You’ve perfected your description. Your icon looks great. You’ve uploaded all of the screenshots you need in every required size. Now all that needs to happen is the end-user tapping “GET.” Is there anything else you can do? You can increase your odds with Apple’s new App Preview, a 15-30 second video you can create to get users excited to try your app.
Why do I need an App Preview?
In today’s App Store, the App Preview video shows up before your screenshots. App Previews are one of the first things you see when you search for a new app in the App Store. As a developer, the App Preview gives you a chance to make a much more engaging pitch to get users to download your app as opposed to static screenshots or sifting through a description. Once a user taps to play, a 15-30 second video will be far more powerful than a few screenshots and lines of text.
How do I make one?
Creating an effective App Preview doesn’t have to be hard! It’s easy if you follow this basic guideline:
- Connect your iOS device to your Mac. You then record whatever is on screen with QuickTime Player.
- Edit the video you just captured using your preferred editing software, like Final Cut Pro X or iMovie.
Once you have a video captured of your app in action and open in your video editor:
- Incorporate interesting art assets or instructional text overlays to both excite and educate the user
- Be sure to include a frame or text overlay that discloses In-App Purchases
- Ensure transitions between scenes don’t imply functionality that your app doesn’t have
When exporting, don’t forget:
- Your App Preview can’t exceed a file size of 500mb.
- .mov, .m4v or mp4 format only.

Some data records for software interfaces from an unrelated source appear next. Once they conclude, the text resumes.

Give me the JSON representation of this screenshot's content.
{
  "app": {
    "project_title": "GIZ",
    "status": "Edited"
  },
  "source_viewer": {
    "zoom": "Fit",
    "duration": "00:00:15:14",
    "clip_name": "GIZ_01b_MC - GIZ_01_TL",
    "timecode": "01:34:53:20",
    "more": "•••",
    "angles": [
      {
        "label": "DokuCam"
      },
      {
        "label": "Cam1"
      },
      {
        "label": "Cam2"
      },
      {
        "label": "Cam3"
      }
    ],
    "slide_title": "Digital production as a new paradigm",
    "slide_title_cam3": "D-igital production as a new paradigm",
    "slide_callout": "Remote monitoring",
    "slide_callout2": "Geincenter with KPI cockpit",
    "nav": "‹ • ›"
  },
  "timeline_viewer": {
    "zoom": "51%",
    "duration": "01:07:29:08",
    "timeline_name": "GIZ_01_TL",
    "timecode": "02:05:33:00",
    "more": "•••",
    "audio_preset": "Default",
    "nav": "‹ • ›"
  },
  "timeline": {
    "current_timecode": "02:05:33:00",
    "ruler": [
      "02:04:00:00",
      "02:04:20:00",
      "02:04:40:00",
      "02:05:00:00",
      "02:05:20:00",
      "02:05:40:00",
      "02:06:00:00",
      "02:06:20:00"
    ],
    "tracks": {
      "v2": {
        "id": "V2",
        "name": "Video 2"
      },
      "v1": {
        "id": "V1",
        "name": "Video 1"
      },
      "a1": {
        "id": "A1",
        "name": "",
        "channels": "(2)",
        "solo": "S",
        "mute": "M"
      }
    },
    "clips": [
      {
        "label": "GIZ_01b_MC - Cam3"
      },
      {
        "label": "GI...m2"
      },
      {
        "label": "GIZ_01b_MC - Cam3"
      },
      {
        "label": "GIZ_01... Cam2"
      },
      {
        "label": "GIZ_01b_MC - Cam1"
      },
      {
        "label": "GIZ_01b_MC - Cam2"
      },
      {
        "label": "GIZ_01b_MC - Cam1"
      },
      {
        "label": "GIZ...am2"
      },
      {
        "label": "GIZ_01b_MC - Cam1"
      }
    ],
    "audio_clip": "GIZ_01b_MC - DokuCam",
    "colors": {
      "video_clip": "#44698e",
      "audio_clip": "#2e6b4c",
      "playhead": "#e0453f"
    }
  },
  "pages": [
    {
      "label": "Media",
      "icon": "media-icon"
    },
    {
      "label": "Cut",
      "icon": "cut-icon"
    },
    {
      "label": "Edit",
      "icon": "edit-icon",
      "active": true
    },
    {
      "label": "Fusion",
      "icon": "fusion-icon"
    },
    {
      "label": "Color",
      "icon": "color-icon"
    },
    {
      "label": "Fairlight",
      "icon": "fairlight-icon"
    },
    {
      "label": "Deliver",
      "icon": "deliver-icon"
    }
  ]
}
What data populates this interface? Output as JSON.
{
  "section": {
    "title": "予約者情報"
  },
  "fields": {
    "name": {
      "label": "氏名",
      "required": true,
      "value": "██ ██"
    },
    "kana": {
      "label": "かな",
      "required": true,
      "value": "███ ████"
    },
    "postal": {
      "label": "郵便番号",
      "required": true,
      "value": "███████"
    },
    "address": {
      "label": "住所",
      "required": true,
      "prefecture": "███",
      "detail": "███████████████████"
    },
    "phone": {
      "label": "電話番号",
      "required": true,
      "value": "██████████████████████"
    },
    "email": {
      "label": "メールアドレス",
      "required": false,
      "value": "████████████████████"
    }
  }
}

Doing this for one device and dimension is simple enough, but be sure to include feature & gameplay videos for all dimensions of the devices you support.
What dimensions should I use?
Just like screenshots, App Previews must be in different sizes for different devices. You are allowed to upload a preview for every available device, except for the 3.5-inch iPhone 4 and 4S.
- 5 Series: 1080 x 1920 or 640 x 1136
- iPad: 900 x 1200
- iPhone 6: 750 x 1334
- iPhone 6 Plus: 1080 x 1920
Don’t forget to ensure your App Previews are up to Apple’s basic video specifications.
What should I say with my App Preview?
What’s in the video is up to you as the developer: Choose what you want your users to see and experience! It’s important that the content you do choose to use shows the user how the app looks and works. Apple also requires developers to disclose In-App Purchases in the preview, either through the video itself or as text superimposed on the video. Screenshots do provide some sense of how your app works, but App Preview could entice the user into their next download or purchase. As with screenshots, be sure your App Preview is honest to the app’s features or gameplay.
What shouldn’t go in an App Preview?
Everything featured or seen in your App Preview should be your own content or things you have the rights to. Be careful not to use music or footage from other apps or videos that do not belong to you. There are also some basic things you shouldn’t do for your videos:
- Only use touch hotspots (not animated hands) to demonstrate touch gestures if necessary
- Avoid objectionable content, violence, adult themes and profanity
- Previews may not contain ads, platform logos, pricing or timelines.
- Stay within the app! You don’t have to show people interacting with the app, or show over-the-shoulder angles or fingers tapping the screen.
App Previews you upload for your app are seen across all region iTunes stores. It’s recommended that you avoid voiceovers and including a lot of text in App Previews so that other users from other territories aren’t deterred. Unlike apps in the “Games” category, which can have action and art packed in every second, text-heavy categories like “lifestyle” will be under a bit of a disadvantage when it comes to creating an exciting preview video. Don’t fear though- as long as your video is informative, engaging and educational, you can create a great App Preview.
What does a good App Preview look like?
The developers of Geometry Dash used the App Preview to show off the gameplay with short captions while at the same time some of the character options users have in the game. Another example of a great App Preview is the preview used for FaceTune. Instead of animated hands floating around the screen everywhere to show you where things are, the preview quickly goes through the basic functions of the app with a single touch hot spot for the user to follow. Most importantly, these videos contain the necessary information to get a user excited about the app- they aren’t too fast and they don’t drag on too long.
What does a bad App Preview look like?
One of the App Store’s more popular games, Blek, released a trailer through YouTube that uses a real hand to show the user how the app works and also does not disclose In-App Purchases. Apple wants to keep all of the App Previews uniform. It’s important to show how your app works, but without other distracting factors like having animated hands or real hands use the app for you in the video. Keep in mind- if you lose a user’s attention for even a second, they may turn off your preview video and leave without downloading your app.
What else should I keep in mind?
App Previews could be the final factor that pushes a user to tap “GET” on their mobile devices. Just as how your app’s description and screenshots play a huge part in how your app is seen in the App Store, the App Preview could be what pushes possible users to download your app. For better insight into how users feel about your App Preview, try showing it to an App Focus Group. Whether it’s A/B testing a few videos you have in mind or simply gaining insight into the video currently live, users may have some insightful feedback about how to improve your video.